Now we need more.

James H. Smith is president of the Connecticut Council on Freedom of Information.

FOI Complaint filed against education board chairman – Register Citizen

By Ryan Flynn, Register Citizen

WINSTED >> A Freedom of Information complaint has been filed against Board of Education Chairwoman Susan Hoffnagle, alleging email communications from February are in violation of FOI law.

The complaint was filed by fellow school board member Ray Rabago, persons with disabilities commission chairman Art Melycher and two others.

A chain of emails sent on Feb. 19 between members of the Board of Education, members of the Board of Selectmen and Town Attorney Kevin Nelligan could constitute a meeting, depending on the ruling of the Freedom of Information Commission.

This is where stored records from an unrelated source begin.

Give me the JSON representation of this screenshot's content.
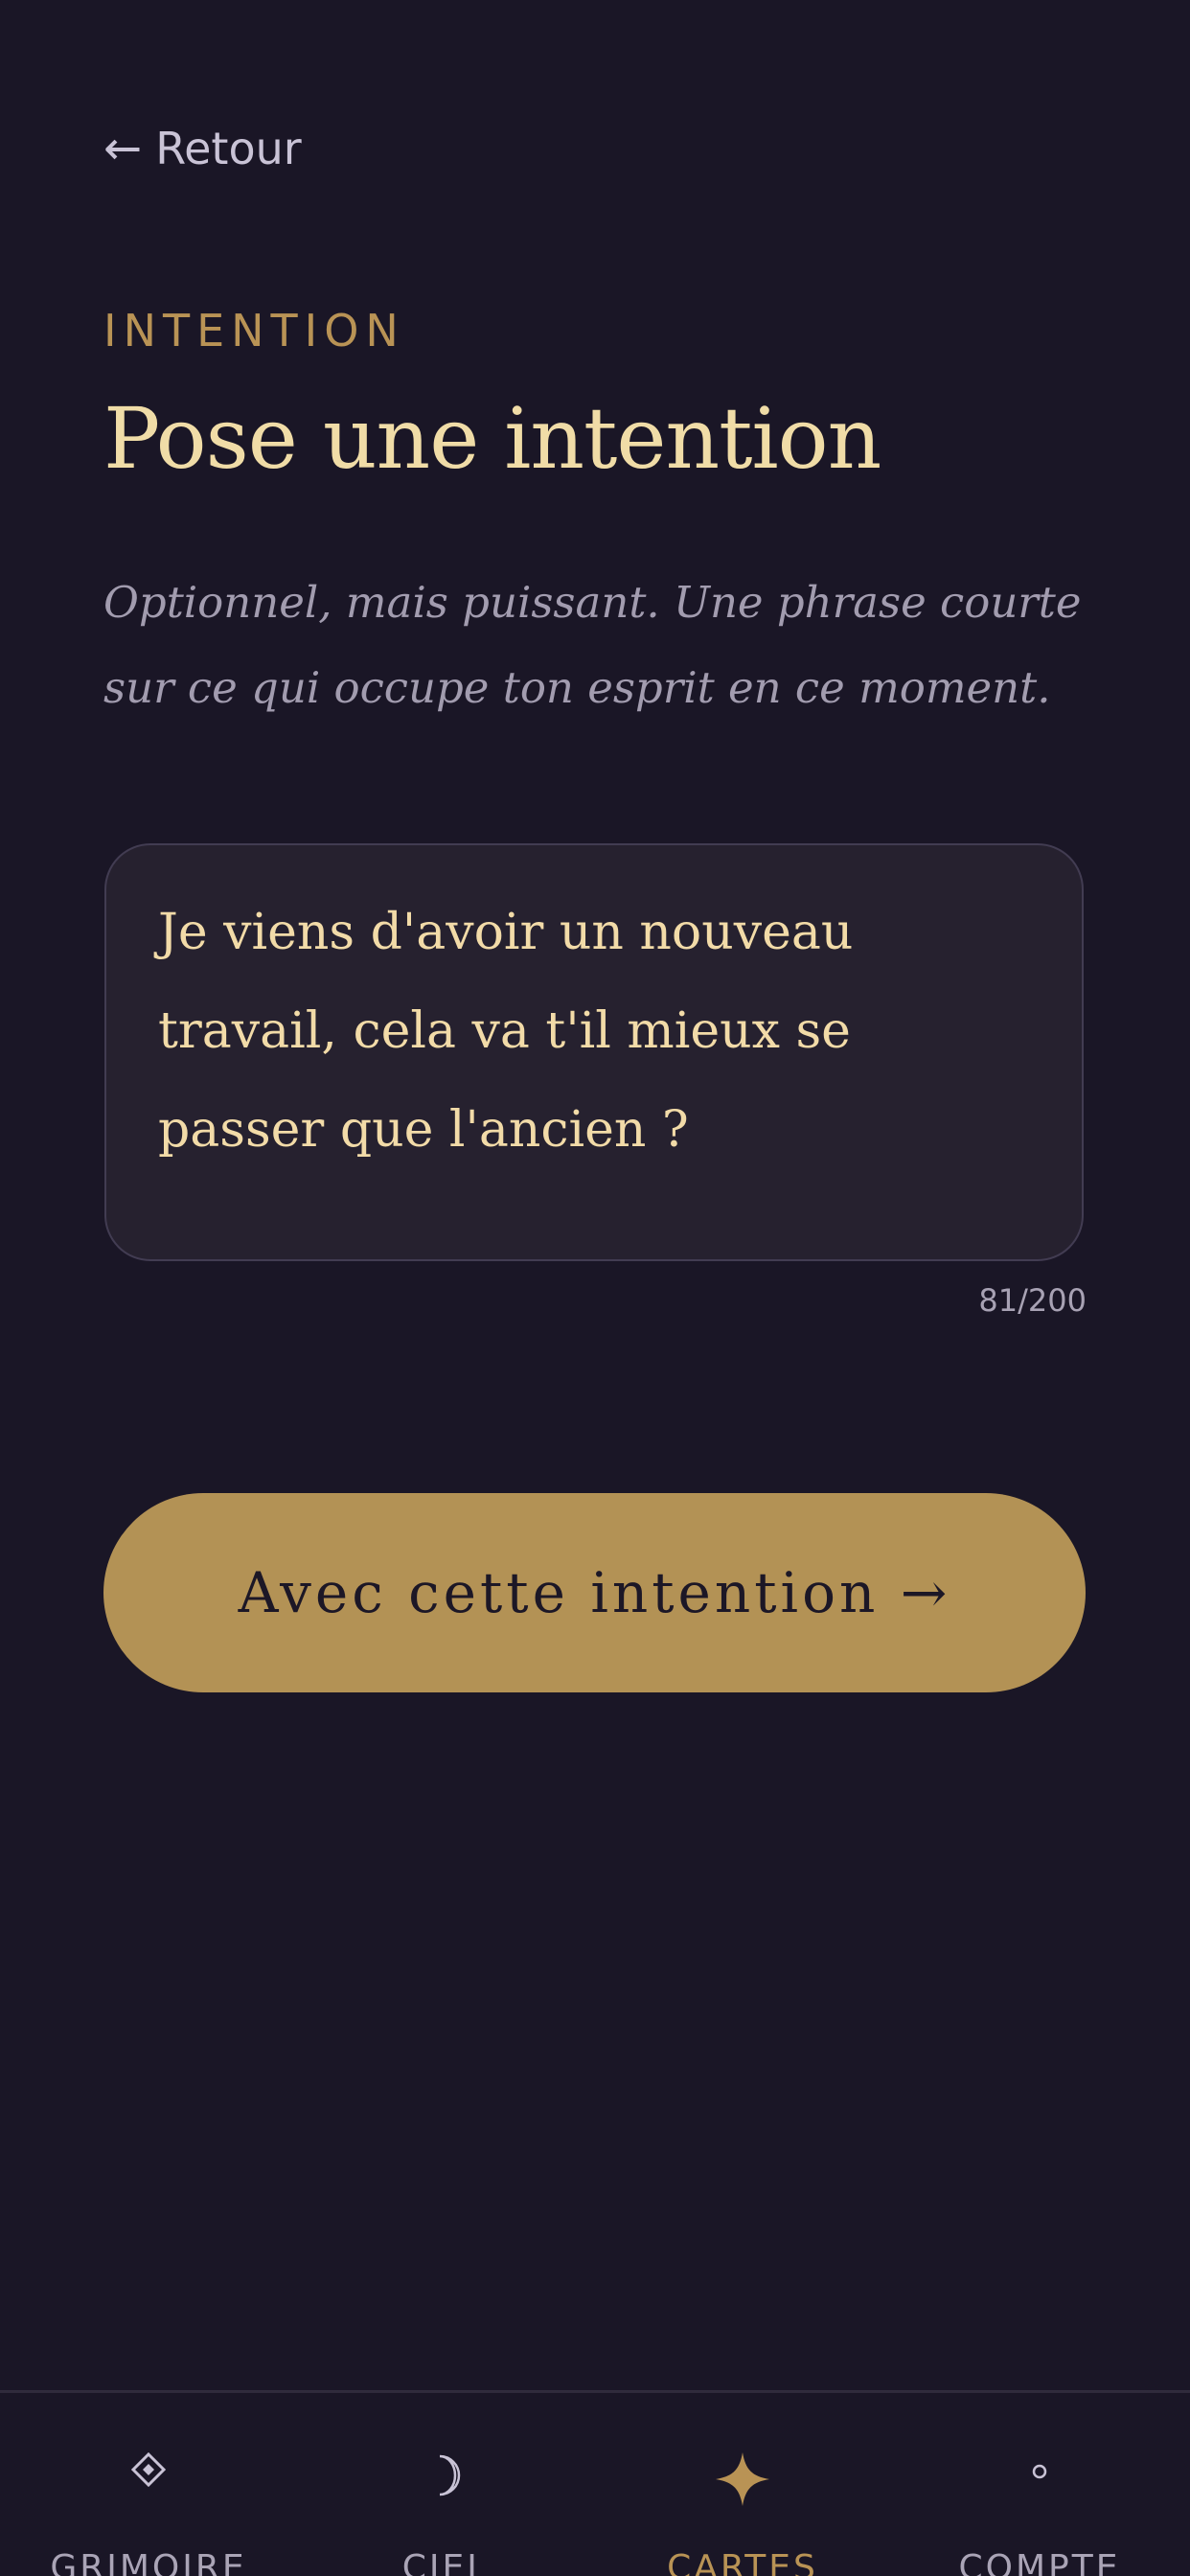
{
  "header": {
    "back_label": "Retour"
  },
  "content": {
    "eyebrow": "INTENTION",
    "title": "Pose une intention",
    "subtitle": "Optionnel, mais puissant. Une phrase courte sur ce qui occupe ton esprit en ce moment."
  },
  "intention": {
    "value": "Je viens d'avoir un nouveau travail, cela va t'il mieux se passer que l'ancien ?",
    "counter": "81/200"
  },
  "submit": {
    "label": "Avec cette intention →"
  },
  "tabs": [
    {
      "label": "GRIMOIRE",
      "icon": "diamond-icon",
      "active": false
    },
    {
      "label": "CIEL",
      "icon": "crescent-moon-icon",
      "active": false
    },
    {
      "label": "CARTES",
      "icon": "four-point-star-icon",
      "active": true
    },
    {
      "label": "COMPTE",
      "icon": "small-circle-icon",
      "active": false
    }
  ],
  "colors": {
    "background": "#1a1626",
    "accent_gold": "#b39255",
    "text_cream": "#f0dca7",
    "muted": "#a29caf"
  }
}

According to state statutes, all meetings must have minutes filed with the town clerk so that the public can have access to meeting details. Rabago said he asked Hoffnagle to post minutes for the email, which he said she declined to do.

Hoffnagle could not be reached for comment Monday.

“The blatant disregard of FOIA open meeting requirement, by the Chairman of the Winchester Board of Education, Susan Hoffnagle has further resulted in a violation of the public’s right to access records,” the complaint states.

The complaint requests that the commission hold a hearing to investigate the possible infraction and asks that if Hoffnagle is found to be in violation that “a strict penalty be imposed.” The complaint also asks that Hoffnagle be ordered to hold an open meeting. It asks that minutes detailing the email, or “meeting,” be produced and made available for public inspection.

“This is not the first time that the Winchester Board of Education or Selectman have come before this commission and are well aware of FOIA law,” the complaint states.

Thomas Hennick, public education officer with the Freedom of Information Commission, will serve as an ombudsman, or mediator, between the two sides. Hennick said he plans to reach out to both parties in the next few weeks.

“We’ll just have to see if they’re amenable to some sort of a settlement, otherwise it’ll go to a hearing,” Hennick said.

At a hearing, both sides would get their chance to tell their side of the story, with a hearing officer giving a final ruling, which could include penalties.

Hennick couldn’t go into too much detail, given his involvement with this particular case, but said that in general, boards should not deliberate about board business via email, phone or texting.

“We always tell people: it’s OK to disseminate information, perhaps, but you don’t want to have any discussions through those vehicles,” he said.

The string of emails, which have the subject line “Board of Education Election,” was started by Hoffnagle and went out to all seven selectmen, the eight other Board of Education members, Town Manager Dale Martin, Board of Education Attorney Mark Sommaruga and Nelligan, the attorney. Three different reporters from various publications were also copied.

Mayor Smith, Selectman Jorge Pimentel and Nelligan all replied to the initial email. The subject of the email was the legality of Richard Dutton’s appointment to the school board. Dutton replaced departed member Monique Abreu and was elected on a controversial 4-1 ballot vote.

Several selectmen and school board members immediately disputed the way this vote was conducted, with some calling it illegal. To settle things, selectmen requested the services of Town Attorney Nelligan, who would review both the election itself and board policy to determine the legality of Dutton’s appointment.

While there is some discussion of the subject matter, there is no action taken within the six emails in the chain that The Register Citizen was privy to.

Reach Ryan Flynn at 860-489-3121 ext. 345.